*** Material for the task Section Begins ***

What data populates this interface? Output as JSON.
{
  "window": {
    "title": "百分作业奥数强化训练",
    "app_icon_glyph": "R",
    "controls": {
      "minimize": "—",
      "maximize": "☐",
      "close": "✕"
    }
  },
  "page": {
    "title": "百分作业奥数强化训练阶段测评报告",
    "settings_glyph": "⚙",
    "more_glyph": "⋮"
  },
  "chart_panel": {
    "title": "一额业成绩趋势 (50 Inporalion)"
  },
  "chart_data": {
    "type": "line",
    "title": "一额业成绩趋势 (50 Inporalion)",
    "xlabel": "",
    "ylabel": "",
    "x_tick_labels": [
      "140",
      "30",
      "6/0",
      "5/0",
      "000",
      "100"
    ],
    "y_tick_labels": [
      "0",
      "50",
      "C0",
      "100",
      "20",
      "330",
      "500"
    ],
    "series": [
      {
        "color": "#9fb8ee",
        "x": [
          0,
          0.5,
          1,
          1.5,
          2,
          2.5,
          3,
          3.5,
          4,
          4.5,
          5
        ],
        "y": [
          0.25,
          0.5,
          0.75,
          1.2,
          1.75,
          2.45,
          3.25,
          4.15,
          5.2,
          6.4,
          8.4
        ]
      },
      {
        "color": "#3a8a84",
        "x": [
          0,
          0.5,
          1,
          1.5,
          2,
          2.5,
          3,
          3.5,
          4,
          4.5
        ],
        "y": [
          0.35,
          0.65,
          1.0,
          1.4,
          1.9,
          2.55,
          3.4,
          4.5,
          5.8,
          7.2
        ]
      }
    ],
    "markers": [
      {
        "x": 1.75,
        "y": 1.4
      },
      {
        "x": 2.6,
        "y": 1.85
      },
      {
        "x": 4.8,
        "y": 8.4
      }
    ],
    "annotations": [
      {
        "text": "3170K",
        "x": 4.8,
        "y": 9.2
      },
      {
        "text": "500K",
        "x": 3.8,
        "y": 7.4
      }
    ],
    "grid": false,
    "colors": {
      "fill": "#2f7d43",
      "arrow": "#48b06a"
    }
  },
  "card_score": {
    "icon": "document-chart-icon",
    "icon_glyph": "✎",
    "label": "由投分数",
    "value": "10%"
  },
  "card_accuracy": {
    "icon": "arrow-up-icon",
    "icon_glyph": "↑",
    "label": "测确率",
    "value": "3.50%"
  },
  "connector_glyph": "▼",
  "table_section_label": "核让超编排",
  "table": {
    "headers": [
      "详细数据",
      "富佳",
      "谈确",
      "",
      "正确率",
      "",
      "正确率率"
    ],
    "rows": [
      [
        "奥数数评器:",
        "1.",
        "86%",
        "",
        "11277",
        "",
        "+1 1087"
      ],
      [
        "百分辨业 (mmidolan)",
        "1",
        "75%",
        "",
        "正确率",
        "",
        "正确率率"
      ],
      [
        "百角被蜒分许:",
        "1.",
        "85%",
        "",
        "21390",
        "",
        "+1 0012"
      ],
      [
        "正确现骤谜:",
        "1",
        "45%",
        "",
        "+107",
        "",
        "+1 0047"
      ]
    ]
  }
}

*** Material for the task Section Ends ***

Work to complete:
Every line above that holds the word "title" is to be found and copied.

Answer to this task:
    "title": "百分作业奥数强化训练",
    "title": "百分作业奥数强化训练阶段测评报告",
    "title": "一额业成绩趋势 (50 Inporalion)"
    "title": "一额业成绩趋势 (50 Inporalion)",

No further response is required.